#### Task requirements:
Gather all lines with "true" from the records.

[Collected data]
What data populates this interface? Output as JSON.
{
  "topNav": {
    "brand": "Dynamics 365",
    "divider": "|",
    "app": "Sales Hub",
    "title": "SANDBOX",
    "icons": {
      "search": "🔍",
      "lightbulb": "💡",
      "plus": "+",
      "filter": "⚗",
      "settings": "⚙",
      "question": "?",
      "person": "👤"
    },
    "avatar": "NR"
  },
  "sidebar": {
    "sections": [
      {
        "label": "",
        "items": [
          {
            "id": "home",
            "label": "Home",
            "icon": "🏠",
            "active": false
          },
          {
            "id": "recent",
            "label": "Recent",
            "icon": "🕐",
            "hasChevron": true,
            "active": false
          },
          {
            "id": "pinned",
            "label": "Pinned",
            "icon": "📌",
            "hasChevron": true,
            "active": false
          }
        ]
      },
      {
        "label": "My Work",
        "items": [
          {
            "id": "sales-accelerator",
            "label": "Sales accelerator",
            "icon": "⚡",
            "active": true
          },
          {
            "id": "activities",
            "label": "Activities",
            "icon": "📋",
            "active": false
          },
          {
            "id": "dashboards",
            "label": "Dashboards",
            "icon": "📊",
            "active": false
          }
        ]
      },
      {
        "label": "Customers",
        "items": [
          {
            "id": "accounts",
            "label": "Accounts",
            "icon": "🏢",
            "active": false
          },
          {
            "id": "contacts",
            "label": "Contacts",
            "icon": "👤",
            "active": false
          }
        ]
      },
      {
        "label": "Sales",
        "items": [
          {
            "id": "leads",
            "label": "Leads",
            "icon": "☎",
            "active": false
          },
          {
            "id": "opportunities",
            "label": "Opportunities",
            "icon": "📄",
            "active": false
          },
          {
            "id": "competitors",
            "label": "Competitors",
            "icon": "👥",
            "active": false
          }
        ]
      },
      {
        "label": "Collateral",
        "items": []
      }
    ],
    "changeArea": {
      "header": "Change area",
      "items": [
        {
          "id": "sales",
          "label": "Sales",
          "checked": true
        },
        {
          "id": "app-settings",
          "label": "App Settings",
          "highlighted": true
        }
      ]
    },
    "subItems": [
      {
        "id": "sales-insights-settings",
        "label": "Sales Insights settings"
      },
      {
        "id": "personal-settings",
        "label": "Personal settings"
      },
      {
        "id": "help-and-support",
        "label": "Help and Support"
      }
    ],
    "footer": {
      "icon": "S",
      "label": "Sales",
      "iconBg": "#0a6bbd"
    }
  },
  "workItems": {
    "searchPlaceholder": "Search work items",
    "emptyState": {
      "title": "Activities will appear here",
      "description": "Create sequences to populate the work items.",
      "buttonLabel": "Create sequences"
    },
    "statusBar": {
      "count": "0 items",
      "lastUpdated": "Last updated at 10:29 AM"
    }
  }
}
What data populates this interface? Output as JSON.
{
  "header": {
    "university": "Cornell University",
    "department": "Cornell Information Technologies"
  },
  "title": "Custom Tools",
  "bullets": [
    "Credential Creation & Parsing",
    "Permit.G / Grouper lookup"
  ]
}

#### Reply:
            "hasChevron": true,
            "hasChevron": true,
            "active": true
          "checked": true
          "highlighted": true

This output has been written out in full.